TASK PROMPT
Each record should be set down again so that it matches the original exactly.

[Website and app data records]
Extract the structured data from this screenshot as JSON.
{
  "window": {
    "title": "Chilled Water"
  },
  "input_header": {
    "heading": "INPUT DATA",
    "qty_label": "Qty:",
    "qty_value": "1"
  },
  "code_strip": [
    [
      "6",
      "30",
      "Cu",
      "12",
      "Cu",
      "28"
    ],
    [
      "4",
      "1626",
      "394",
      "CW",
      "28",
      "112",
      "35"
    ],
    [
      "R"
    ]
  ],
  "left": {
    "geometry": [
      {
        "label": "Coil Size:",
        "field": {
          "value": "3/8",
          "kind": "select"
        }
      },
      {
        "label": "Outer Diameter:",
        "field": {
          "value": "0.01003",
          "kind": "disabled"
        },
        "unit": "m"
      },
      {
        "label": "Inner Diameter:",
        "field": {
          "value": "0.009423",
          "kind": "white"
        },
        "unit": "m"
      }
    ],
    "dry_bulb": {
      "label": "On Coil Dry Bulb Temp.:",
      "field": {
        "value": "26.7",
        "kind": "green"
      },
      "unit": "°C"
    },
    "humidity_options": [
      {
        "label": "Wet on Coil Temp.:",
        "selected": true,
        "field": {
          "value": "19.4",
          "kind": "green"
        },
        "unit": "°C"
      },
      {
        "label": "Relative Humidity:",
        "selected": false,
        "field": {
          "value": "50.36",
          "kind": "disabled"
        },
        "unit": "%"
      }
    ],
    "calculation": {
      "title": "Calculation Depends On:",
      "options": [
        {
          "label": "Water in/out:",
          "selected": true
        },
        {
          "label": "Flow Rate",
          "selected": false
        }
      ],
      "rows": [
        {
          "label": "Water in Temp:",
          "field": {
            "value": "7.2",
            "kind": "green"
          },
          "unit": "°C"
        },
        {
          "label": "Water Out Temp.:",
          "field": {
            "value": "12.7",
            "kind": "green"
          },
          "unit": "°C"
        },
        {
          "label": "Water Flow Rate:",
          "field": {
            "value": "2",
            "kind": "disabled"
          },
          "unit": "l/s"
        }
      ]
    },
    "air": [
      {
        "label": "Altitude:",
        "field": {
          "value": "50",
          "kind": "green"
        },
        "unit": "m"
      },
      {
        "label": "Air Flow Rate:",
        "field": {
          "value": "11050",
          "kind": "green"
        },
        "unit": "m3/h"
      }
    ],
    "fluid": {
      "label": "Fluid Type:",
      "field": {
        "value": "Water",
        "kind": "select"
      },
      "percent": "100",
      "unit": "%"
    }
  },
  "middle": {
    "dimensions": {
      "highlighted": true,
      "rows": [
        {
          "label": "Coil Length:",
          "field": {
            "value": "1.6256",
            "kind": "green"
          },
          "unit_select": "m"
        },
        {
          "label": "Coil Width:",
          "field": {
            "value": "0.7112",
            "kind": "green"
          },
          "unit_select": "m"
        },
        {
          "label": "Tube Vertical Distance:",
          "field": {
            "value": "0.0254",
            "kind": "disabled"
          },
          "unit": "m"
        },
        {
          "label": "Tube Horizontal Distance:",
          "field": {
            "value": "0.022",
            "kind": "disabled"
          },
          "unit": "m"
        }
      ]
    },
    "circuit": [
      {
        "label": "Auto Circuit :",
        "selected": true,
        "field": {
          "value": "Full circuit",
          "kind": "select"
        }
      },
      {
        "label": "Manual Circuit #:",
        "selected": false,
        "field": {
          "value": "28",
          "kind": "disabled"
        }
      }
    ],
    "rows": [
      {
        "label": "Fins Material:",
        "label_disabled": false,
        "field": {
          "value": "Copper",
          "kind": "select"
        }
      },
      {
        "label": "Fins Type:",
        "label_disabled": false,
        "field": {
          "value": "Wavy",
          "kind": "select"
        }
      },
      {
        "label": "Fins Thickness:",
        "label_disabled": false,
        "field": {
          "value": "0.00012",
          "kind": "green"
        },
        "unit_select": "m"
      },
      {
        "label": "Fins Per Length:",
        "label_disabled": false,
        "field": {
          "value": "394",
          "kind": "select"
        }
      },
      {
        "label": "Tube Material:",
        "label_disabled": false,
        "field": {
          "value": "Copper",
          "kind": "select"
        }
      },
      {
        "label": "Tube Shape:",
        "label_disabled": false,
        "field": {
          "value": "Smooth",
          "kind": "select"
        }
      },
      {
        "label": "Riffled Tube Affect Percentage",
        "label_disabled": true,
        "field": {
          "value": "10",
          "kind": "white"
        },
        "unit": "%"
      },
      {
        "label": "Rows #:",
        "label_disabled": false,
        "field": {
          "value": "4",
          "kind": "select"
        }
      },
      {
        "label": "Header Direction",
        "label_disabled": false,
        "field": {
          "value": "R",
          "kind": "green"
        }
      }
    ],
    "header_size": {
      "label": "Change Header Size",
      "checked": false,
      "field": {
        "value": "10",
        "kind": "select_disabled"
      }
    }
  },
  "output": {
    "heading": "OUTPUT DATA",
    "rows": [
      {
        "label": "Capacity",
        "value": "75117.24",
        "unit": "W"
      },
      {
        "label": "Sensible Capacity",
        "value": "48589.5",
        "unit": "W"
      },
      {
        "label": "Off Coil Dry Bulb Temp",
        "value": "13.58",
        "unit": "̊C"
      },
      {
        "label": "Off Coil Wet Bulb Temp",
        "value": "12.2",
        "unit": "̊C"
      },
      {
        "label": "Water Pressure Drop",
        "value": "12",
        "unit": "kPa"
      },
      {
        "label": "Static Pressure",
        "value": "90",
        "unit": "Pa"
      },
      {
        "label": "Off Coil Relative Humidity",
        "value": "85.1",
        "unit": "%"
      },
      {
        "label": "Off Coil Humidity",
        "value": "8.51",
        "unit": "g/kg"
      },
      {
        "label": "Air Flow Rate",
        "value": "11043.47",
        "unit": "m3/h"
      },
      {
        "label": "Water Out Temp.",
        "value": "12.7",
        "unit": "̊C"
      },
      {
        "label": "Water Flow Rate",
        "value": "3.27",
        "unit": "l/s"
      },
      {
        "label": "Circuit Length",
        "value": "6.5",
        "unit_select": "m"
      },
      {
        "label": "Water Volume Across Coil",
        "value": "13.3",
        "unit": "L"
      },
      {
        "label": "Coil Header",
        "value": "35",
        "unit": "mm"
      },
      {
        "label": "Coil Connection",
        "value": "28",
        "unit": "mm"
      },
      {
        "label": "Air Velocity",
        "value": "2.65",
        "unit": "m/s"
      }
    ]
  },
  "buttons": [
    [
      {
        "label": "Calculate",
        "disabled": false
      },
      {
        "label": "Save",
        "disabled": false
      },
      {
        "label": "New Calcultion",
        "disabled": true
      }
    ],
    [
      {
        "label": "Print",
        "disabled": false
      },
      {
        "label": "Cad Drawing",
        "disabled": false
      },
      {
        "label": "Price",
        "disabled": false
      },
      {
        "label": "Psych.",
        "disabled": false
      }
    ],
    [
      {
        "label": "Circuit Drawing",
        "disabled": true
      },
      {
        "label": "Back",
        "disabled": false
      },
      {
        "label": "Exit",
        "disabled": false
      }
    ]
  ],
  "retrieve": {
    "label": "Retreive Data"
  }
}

EXERCISE RESULT
Extract the structured data from this screenshot as JSON.
{
  "window": {
    "title": "Chilled Water"
  },
  "input_header": {
    "heading": "INPUT DATA",
    "qty_label": "Qty:",
    "qty_value": "1"
  },
  "code_strip": [
    [
      "6",
      "30",
      "Cu",
      "12",
      "Cu",
      "28"
    ],
    [
      "4",
      "1626",
      "394",
      "CW",
      "28",
      "112",
      "35"
    ],
    [
      "R"
    ]
  ],
  "left": {
    "geometry": [
      {
        "label": "Coil Size:",
        "field": {
          "value": "3/8",
          "kind": "select"
        }
      },
      {
        "label": "Outer Diameter:",
        "field": {
          "value": "0.01003",
          "kind": "disabled"
        },
        "unit": "m"
      },
      {
        "label": "Inner Diameter:",
        "field": {
          "value": "0.009423",
          "kind": "white"
        },
        "unit": "m"
      }
    ],
    "dry_bulb": {
      "label": "On Coil Dry Bulb Temp.:",
      "field": {
        "value": "26.7",
        "kind": "green"
      },
      "unit": "°C"
    },
    "humidity_options": [
      {
        "label": "Wet on Coil Temp.:",
        "selected": true,
        "field": {
          "value": "19.4",
          "kind": "green"
        },
        "unit": "°C"
      },
      {
        "label": "Relative Humidity:",
        "selected": false,
        "field": {
          "value": "50.36",
          "kind": "disabled"
        },
        "unit": "%"
      }
    ],
    "calculation": {
      "title": "Calculation Depends On:",
      "options": [
        {
          "label": "Water in/out:",
          "selected": true
        },
        {
          "label": "Flow Rate",
          "selected": false
        }
      ],
      "rows": [
        {
          "label": "Water in Temp:",
          "field": {
            "value": "7.2",
            "kind": "green"
          },
          "unit": "°C"
        },
        {
          "label": "Water Out Temp.:",
          "field": {
            "value": "12.7",
            "kind": "green"
          },
          "unit": "°C"
        },
        {
          "label": "Water Flow Rate:",
          "field": {
            "value": "2",
            "kind": "disabled"
          },
          "unit": "l/s"
        }
      ]
    },
    "air": [
      {
        "label": "Altitude:",
        "field": {
          "value": "50",
          "kind": "green"
        },
        "unit": "m"
      },
      {
        "label": "Air Flow Rate:",
        "field": {
          "value": "11050",
          "kind": "green"
        },
        "unit": "m3/h"
      }
    ],
    "fluid": {
      "label": "Fluid Type:",
      "field": {
        "value": "Water",
        "kind": "select"
      },
      "percent": "100",
      "unit": "%"
    }
  },
  "middle": {
    "dimensions": {
      "highlighted": true,
      "rows": [
        {
          "label": "Coil Length:",
          "field": {
            "value": "1.6256",
            "kind": "green"
          },
          "unit_select": "m"
        },
        {
          "label": "Coil Width:",
          "field": {
            "value": "0.7112",
            "kind": "green"
          },
          "unit_select": "m"
        },
        {
          "label": "Tube Vertical Distance:",
          "field": {
            "value": "0.0254",
            "kind": "disabled"
          },
          "unit": "m"
        },
        {
          "label": "Tube Horizontal Distance:",
          "field": {
            "value": "0.022",
            "kind": "disabled"
          },
          "unit": "m"
        }
      ]
    },
    "circuit": [
      {
        "label": "Auto Circuit :",
        "selected": true,
        "field": {
          "value": "Full circuit",
          "kind": "select"
        }
      },
      {
        "label": "Manual Circuit #:",
        "selected": false,
        "field": {
          "value": "28",
          "kind": "disabled"
        }
      }
    ],
    "rows": [
      {
        "label": "Fins Material:",
        "label_disabled": false,
        "field": {
          "value": "Copper",
          "kind": "select"
        }
      },
      {
        "label": "Fins Type:",
        "label_disabled": false,
        "field": {
          "value": "Wavy",
          "kind": "select"
        }
      },
      {
        "label": "Fins Thickness:",
        "label_disabled": false,
        "field": {
          "value": "0.00012",
          "kind": "green"
        },
        "unit_select": "m"
      },
      {
        "label": "Fins Per Length:",
        "label_disabled": false,
        "field": {
          "value": "394",
          "kind": "select"
        }
      },
      {
        "label": "Tube Material:",
        "label_disabled": false,
        "field": {
          "value": "Copper",
          "kind": "select"
        }
      },
      {
        "label": "Tube Shape:",
        "label_disabled": false,
        "field": {
          "value": "Smooth",
          "kind": "select"
        }
      },
      {
        "label": "Riffled Tube Affect Percentage",
        "label_disabled": true,
        "field": {
          "value": "10",
          "kind": "white"
        },
        "unit": "%"
      },
      {
        "label": "Rows #:",
        "label_disabled": false,
        "field": {
          "value": "4",
          "kind": "select"
        }
      },
      {
        "label": "Header Direction",
        "label_disabled": false,
        "field": {
          "value": "R",
          "kind": "green"
        }
      }
    ],
    "header_size": {
      "label": "Change Header Size",
      "checked": false,
      "field": {
        "value": "10",
        "kind": "select_disabled"
      }
    }
  },
  "output": {
    "heading": "OUTPUT DATA",
    "rows": [
      {
        "label": "Capacity",
        "value": "75117.24",
        "unit": "W"
      },
      {
        "label": "Sensible Capacity",
        "value": "48589.5",
        "unit": "W"
      },
      {
        "label": "Off Coil Dry Bulb Temp",
        "value": "13.58",
        "unit": "̊C"
      },
      {
        "label": "Off Coil Wet Bulb Temp",
        "value": "12.2",
        "unit": "̊C"
      },
      {
        "label": "Water Pressure Drop",
        "value": "12",
        "unit": "kPa"
      },
      {
        "label": "Static Pressure",
        "value": "90",
        "unit": "Pa"
      },
      {
        "label": "Off Coil Relative Humidity",
        "value": "85.1",
        "unit": "%"
      },
      {
        "label": "Off Coil Humidity",
        "value": "8.51",
        "unit": "g/kg"
      },
      {
        "label": "Air Flow Rate",
        "value": "11043.47",
        "unit": "m3/h"
      },
      {
        "label": "Water Out Temp.",
        "value": "12.7",
        "unit": "̊C"
      },
      {
        "label": "Water Flow Rate",
        "value": "3.27",
        "unit": "l/s"
      },
      {
        "label": "Circuit Length",
        "value": "6.5",
        "unit_select": "m"
      },
      {
        "label": "Water Volume Across Coil",
        "value": "13.3",
        "unit": "L"
      },
      {
        "label": "Coil Header",
        "value": "35",
        "unit": "mm"
      },
      {
        "label": "Coil Connection",
        "value": "28",
        "unit": "mm"
      },
      {
        "label": "Air Velocity",
        "value": "2.65",
        "unit": "m/s"
      }
    ]
  },
  "buttons": [
    [
      {
        "label": "Calculate",
        "disabled": false
      },
      {
        "label": "Save",
        "disabled": false
      },
      {
        "label": "New Calcultion",
        "disabled": true
      }
    ],
    [
      {
        "label": "Print",
        "disabled": false
      },
      {
        "label": "Cad Drawing",
        "disabled": false
      },
      {
        "label": "Price",
        "disabled": false
      },
      {
        "label": "Psych.",
        "disabled": false
      }
    ],
    [
      {
        "label": "Circuit Drawing",
        "disabled": true
      },
      {
        "label": "Back",
        "disabled": false
      },
      {
        "label": "Exit",
        "disabled": false
      }
    ]
  ],
  "retrieve": {
    "label": "Retreive Data"
  }
}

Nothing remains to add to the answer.